This Constitution Day teacher’s guide from EDSITEment includes discussion topics, worksheets, K-12 lesson plans, and more, all separated by grade level.
Constitution Day Lesson Plans
The Center for Civic Education has a large collection of K-12 lesson plans for commemorating Constitution Day.
Constitution Day is a website set up to celebrate the ratification of the Constitution and provide education to anyone interested. It provides the full text of the Constitution, its Amendments, and detailed information on the Founding Fathers.
Library of Congress Constitution Day Teacher Resources
The Library of Congress has a large collection of resources for commemorating Constitution Day, including a roundup of primary sources, interactives, lesson plans, and more.
Teaching With Documents: Observing Constitution Day
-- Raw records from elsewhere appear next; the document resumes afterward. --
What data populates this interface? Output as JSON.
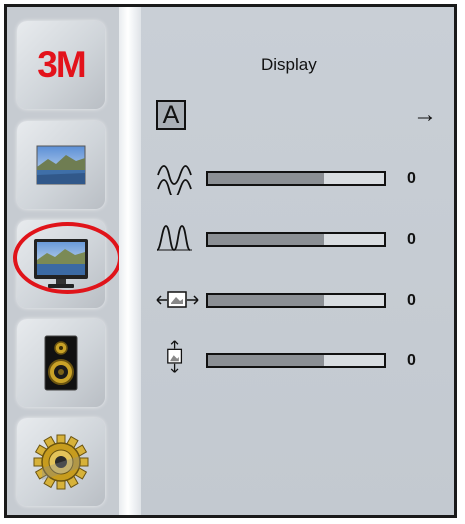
{
  "sidebar": {
    "logo_text": "3M",
    "items": [
      {
        "icon": "picture-icon"
      },
      {
        "icon": "monitor-icon",
        "selected": true
      },
      {
        "icon": "speaker-icon"
      },
      {
        "icon": "gear-icon"
      }
    ]
  },
  "panel": {
    "title": "Display",
    "auto_adjust_label": "A",
    "rows": [
      {
        "icon": "clock-icon",
        "value": "0",
        "level": 0.66
      },
      {
        "icon": "phase-icon",
        "value": "0",
        "level": 0.66
      },
      {
        "icon": "horizontal-position-icon",
        "value": "0",
        "level": 0.66
      },
      {
        "icon": "vertical-position-icon",
        "value": "0",
        "level": 0.66
      }
    ]
  },
  "colors": {
    "accent": "#e3121b",
    "fill": "#8b8f94"
  }
}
Primary-source-based lesson plans, a Constitution Workshop, webinars, and more for observing Constitution Day. From the National Archives.
Constitution Lesson Plans
The Constitution: Drafting a More Perfect Union (M,O)
In this unit from the Library of Congress, students will analyze an unidentified historical document from the Federal Convention of 1787 in Philadelphia and draw conclusions about what this document was for, who created it, and why.
The U.S. Constitution: Continuity and Change in the Governing of the United States (M,O)
This unit from the Library of Congress includes four lessons using primary sources to examine continuity and change in the governing of the United States. Lessons one and two are focused on a study of the Constitution and Bill of Rights and provide access to primary source documents from the Library of Congress. Lesson three investigates important issues which confronted the first Congress and has students examine current congressional debate over similar issues. Lesson four features broadsides from the Continental Congress calling for special days of thanksgiving and remembrance.
General US Constitution Resources
National Constitution Center
The National Constitution Center provides information and resources to educators and citizens to celebrate Constitution Day. It has a large collection of lesson plans, interactives, videos, crafts, activities, and more.
Similarities and Differences Between the Iroquois Confederacy and the US Constitution (M,O,T)
This History Channel resource explains the influence of the forms of governing used by Native American Nations, in particular the Iroquois Confederacy.
Charters of Freedom
The Declaration of Independence, the Constitution, and the Bill of Rights are collectively known as the Charters of Freedom. You can find scans and the full text of the original documents on the National Archives website.